Having succeeded with his 1914 patent No, 2,570, Frederick Grogan decided to attempt to have the same invention patented in several other countries. In December 1918, he submitted the same patent application in France (No. 419,317) and was again successful. The following year he submitted the same in Canada (No. CA217614), where again he met with success.
Patent No. 1451/32 – Improvements in Imitiation Fires
It was a further ten years before he submitted his next patent application, this time in the UK for an invention entitled ‘Improvement in Imitation Fires’. The patent No. 1451/32, was submitted on 18th January 1932 and accepted on 12th January 1933. The imitation fire was constructed in such a way as “to present the appearance of coals or wood logs in a glowing or incandescent state”, which sounds like many imitation fires that are available today. In his specification, he detailed 6 claims for the invention:
- An imitation fire in which the fuel with the back and side cheeks are formed as an integral, removable and non-translucent unit the main portion or bed being moulded to represent lumps of coal or wood logs of irregular size and shape and appropriately tinted to simulate, when illuminated by one or more electric lamps reflecting light through holes in the fuel bed, a glowing fire with intervening parts representing dead fuel or ash, substantially as described.
- An imitation fire as claimed in claim 1 in which the lower front edge of the fuel unit is so formed as to provide a series of slots between the same and the base of the grate, for the purpose specified.
- An imitation fire as claimed in claims 1 and. 2 in which the electric lamp or lamps mounted below the fuel bed are shaded by a tinted translucent screen, for the purpose specified.
- An imitation fire as claimed in claims 1 to 3 in which one or more apertures in the base of the grate are masked by a tinted translucent screen for the purpose specified.
- An imitation fire as claimed in claims 1 to 4 in which one or more tinted electric lamps are disposed adjacent to the upper grate bar and screened thereby to produce a floodlighting effect on the upper surface of the fuel bed, substantially as described.
- An imitation fire constructed and having its parts combined and arranged substantially as hereinbefore described with reference to the accompanying drawings for the purposes specified.
Patent No. 15,430/32 – Improvements in Electric Heaters
Later the same year, Frederick Grogan submitted a further patent application, No. 15,430/32. This time entitled ‘Improvements in Electric Heaters’, it was submitted on 31st May and accepted eighteen months later, on 2nd November 1933.
This invention was all embracing and targeted at electric heaters used to heat “the interiors of buildings, such as public and private Institutions, Workshops, Banks, and Offices”. The key was that the heating elements enclosed within a tubular casing, could be of varying lengths and combinations and could be fixed to a wall, floor or ceiling. The application identified the following 4 claims:-
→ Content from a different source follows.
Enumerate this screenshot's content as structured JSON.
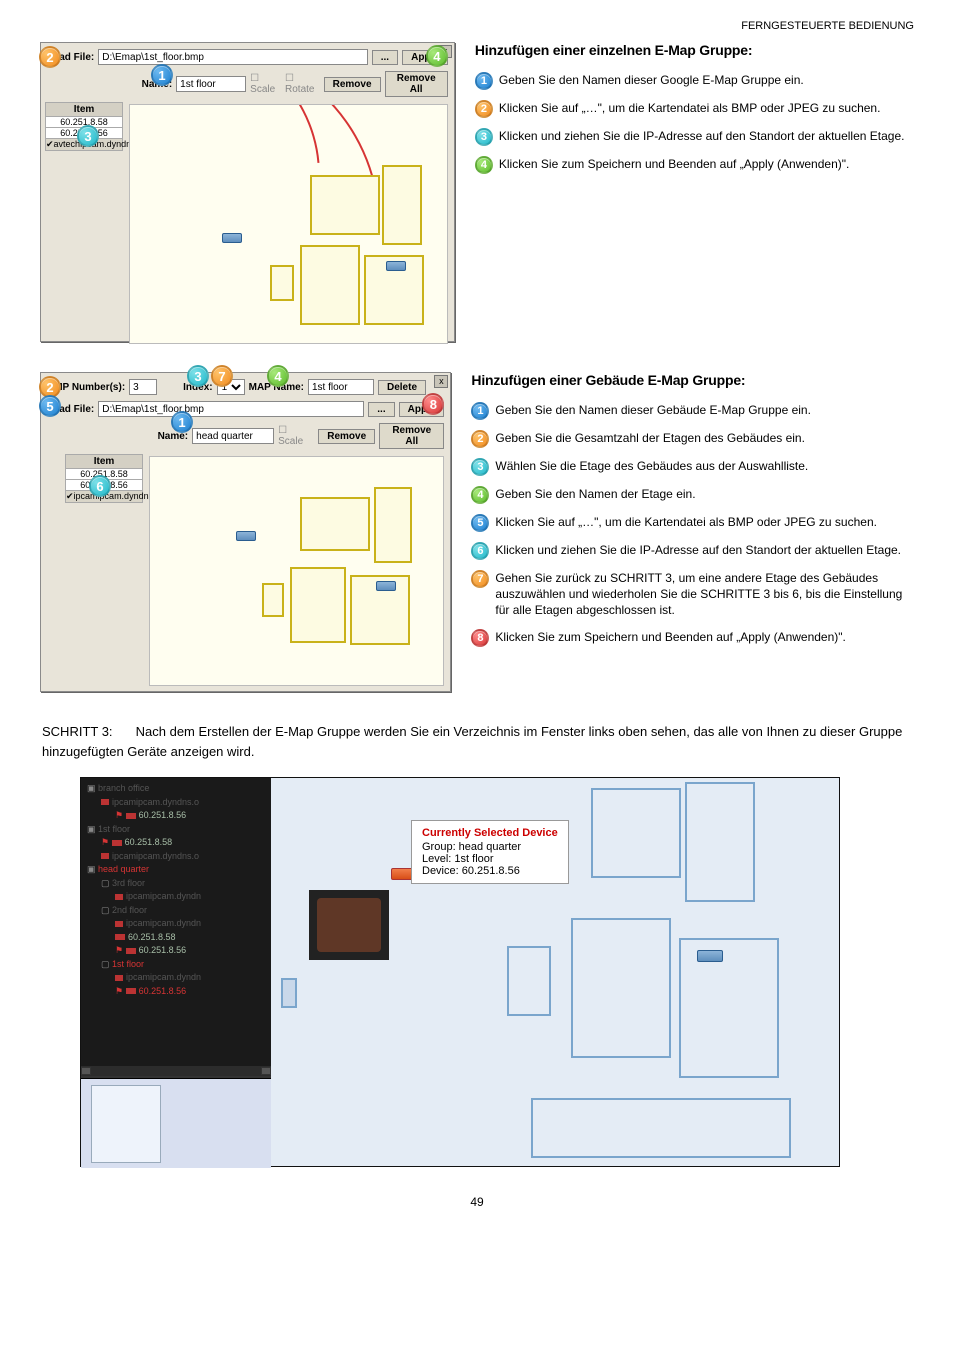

- In an electric heater of the kind described the provision of a gap in the wall of the tubular casing enclosing the heating element, said gap being so situated that the electric terminals are exposed on the withdrawal of a slidable tube normally covering said gap substantially as and for the purpose described.
- An electric heater as claimed in claim 1 in which the slidable tube is detachably secured to a removable cap, closing one end of the tubular casing and to the wall of the casing respectively.
- An electric heater as claimed in claims 1 and 2 in which the removable cap is provided with a central tapped hole for the purpose specified.
- An. electric heater casing constructed and having its parts arranged and combined substantially as hereinbefore described with reference to the accompanying drawings and for the purposes specified.
Patent No. 35149/36 – Improvements in Electric Furnaces and Ovens
In his last patent application No. 35149/36, submitted on 22nd December 1936 and approved on 30th June 1937, Frederick Grogan had turned his attention to electric furnaces and ovens and to an improved method of supporting heating elements, or more specifically the windings that the elements were comprised of, delivering a less expensive method of producing the refractory linings. This patent was particularly targeted at cylindrical electric furnaces.
The specification highlighted the following 6 claims:
- In electric furnaces and ovens, carrying the resistor windings on supports inserted in holes of greater diameter than the supports and extending through the refractory lining, and fixed in such holes by embedding the same in a refractory insulating cement of low heat conductivity.
- An electric furnace or oven as claimed in claim 1 in which the supports are formed of a refractory material.
- An electric furnace or oven as claimed in claim 1 in which the supports are made of metal or of an inert alloy.
- An electric furnace or oven in which each of the blocks of the refractory lining are provided, with holes of greater diameter than the tapered shanks of the pins which support and guide the resistor windings whereby the said shanks are fixed in said holes by embedding the same in a refractory insulating cement of low heat conductivity.
- An electric furnace as claimed in claim 4 in which the upper and lower rows of pins in each block are provided with heads and collars to position the resistor windings.
- An electric furnace or oven in which the resistor winding are carried on supports constructed and arranged substantially as hereinbefore described with reference to the accompanying drawings for the purpose specified.